Start of Block

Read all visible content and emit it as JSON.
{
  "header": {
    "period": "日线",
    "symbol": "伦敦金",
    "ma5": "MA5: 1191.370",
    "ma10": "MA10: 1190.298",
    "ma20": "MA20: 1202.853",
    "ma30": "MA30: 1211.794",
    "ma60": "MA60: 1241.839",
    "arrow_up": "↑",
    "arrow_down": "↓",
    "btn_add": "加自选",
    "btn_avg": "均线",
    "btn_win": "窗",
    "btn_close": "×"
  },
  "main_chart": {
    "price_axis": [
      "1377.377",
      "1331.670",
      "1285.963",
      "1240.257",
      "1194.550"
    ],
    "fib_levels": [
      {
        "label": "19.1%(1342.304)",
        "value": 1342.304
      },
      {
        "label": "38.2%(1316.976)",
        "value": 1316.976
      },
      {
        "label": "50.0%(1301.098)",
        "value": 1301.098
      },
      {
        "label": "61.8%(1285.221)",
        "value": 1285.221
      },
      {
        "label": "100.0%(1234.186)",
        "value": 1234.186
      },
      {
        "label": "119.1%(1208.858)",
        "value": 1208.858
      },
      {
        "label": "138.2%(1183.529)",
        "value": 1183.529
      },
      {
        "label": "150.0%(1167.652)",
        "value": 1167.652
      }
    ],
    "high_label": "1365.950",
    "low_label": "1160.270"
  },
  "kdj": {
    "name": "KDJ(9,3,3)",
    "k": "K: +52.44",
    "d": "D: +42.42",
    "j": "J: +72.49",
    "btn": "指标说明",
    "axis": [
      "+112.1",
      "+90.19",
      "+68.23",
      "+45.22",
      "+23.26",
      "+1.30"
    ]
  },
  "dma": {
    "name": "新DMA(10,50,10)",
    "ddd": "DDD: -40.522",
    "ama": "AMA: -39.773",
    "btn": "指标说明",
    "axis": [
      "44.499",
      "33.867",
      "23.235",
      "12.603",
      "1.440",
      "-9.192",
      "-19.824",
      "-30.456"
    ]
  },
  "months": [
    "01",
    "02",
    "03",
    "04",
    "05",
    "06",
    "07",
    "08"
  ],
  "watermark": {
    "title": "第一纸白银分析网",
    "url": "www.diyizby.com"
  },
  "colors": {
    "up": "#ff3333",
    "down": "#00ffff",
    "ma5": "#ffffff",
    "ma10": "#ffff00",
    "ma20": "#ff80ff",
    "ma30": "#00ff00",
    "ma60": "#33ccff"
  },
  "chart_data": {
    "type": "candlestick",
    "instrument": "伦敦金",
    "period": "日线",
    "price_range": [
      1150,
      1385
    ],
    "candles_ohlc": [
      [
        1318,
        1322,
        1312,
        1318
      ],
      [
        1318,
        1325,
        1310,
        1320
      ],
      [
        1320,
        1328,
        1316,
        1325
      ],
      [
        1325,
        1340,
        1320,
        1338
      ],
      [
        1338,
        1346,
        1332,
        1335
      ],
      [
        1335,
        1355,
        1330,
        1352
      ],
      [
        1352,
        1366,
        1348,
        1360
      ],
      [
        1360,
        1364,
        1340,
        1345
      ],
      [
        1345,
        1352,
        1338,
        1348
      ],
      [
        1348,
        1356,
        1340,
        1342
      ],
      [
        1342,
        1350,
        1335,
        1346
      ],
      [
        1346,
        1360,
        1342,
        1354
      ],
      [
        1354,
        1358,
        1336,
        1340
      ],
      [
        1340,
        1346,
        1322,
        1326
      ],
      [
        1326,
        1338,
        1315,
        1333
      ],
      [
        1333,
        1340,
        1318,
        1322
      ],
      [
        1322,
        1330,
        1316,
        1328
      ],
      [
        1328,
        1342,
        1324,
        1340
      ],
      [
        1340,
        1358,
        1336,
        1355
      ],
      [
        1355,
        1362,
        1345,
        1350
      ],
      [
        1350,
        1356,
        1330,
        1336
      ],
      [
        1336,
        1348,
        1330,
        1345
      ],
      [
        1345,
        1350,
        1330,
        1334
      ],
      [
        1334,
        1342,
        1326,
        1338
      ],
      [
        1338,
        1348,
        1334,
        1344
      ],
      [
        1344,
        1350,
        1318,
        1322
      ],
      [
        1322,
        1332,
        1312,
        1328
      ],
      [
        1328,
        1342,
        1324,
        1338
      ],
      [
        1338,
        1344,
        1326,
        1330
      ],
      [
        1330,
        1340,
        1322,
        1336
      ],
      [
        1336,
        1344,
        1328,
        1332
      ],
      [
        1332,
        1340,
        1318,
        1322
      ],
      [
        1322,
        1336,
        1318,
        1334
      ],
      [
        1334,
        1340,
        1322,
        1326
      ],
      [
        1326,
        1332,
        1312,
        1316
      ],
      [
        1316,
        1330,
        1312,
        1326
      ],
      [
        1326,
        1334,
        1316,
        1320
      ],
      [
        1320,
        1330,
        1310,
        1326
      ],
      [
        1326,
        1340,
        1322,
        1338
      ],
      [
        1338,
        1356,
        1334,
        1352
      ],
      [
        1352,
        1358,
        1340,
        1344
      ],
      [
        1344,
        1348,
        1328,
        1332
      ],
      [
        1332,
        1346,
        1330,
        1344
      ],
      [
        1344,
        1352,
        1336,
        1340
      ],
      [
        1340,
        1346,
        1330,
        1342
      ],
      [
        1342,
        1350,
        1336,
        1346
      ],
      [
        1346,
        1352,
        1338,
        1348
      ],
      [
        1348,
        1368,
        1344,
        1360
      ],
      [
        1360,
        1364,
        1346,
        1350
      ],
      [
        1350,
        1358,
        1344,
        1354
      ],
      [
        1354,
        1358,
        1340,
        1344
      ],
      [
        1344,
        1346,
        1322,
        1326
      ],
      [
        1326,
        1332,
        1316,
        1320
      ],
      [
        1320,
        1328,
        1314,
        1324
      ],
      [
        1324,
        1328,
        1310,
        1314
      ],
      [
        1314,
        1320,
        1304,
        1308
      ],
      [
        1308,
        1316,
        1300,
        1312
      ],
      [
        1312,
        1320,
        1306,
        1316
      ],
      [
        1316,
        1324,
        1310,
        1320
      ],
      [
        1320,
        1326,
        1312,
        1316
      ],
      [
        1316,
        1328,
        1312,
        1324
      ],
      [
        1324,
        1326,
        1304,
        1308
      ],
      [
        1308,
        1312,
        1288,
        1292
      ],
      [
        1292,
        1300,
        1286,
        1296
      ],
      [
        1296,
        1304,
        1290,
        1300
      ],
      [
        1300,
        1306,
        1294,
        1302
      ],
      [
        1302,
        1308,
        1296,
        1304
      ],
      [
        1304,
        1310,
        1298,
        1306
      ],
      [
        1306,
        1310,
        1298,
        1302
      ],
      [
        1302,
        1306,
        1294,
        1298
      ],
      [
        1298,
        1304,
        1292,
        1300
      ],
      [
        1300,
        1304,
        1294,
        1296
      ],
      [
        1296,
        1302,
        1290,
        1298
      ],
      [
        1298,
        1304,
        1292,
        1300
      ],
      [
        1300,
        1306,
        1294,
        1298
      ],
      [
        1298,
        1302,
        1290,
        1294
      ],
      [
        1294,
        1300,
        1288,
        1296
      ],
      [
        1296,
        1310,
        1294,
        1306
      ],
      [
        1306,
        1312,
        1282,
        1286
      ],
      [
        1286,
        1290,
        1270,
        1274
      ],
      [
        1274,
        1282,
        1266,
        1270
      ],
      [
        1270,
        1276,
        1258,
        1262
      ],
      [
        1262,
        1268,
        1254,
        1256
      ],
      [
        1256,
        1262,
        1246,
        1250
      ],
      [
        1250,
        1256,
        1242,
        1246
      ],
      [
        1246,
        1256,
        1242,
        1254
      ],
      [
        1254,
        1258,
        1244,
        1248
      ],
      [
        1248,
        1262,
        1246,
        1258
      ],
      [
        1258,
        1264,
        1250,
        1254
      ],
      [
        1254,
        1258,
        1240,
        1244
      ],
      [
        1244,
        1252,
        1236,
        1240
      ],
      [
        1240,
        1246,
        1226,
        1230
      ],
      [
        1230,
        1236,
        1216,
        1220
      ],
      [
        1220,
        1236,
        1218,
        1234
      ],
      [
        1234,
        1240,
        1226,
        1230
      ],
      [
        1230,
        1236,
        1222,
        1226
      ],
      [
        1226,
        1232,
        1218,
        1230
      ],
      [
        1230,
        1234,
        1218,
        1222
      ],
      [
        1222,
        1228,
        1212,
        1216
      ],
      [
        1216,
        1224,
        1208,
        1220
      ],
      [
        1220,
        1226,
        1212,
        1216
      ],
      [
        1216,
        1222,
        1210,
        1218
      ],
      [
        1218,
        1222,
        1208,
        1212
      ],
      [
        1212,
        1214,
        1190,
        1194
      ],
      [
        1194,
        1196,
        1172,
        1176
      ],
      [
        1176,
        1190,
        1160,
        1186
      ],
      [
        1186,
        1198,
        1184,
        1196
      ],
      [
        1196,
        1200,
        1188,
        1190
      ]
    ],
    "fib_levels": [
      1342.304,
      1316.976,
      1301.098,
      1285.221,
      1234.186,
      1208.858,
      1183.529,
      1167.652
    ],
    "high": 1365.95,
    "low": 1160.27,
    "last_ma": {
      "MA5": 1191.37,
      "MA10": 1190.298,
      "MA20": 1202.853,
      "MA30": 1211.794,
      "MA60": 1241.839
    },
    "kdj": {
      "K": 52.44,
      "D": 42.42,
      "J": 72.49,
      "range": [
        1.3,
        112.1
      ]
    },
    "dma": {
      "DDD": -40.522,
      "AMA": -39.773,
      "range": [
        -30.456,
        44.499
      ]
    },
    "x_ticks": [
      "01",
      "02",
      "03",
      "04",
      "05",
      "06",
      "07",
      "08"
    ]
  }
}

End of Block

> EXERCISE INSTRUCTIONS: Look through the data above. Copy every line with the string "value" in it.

> ANSWER SECTION:
        "value": 1342.304
        "value": 1316.976
        "value": 1301.098
        "value": 1285.221
        "value": 1234.186
        "value": 1208.858
        "value": 1183.529
        "value": 1167.652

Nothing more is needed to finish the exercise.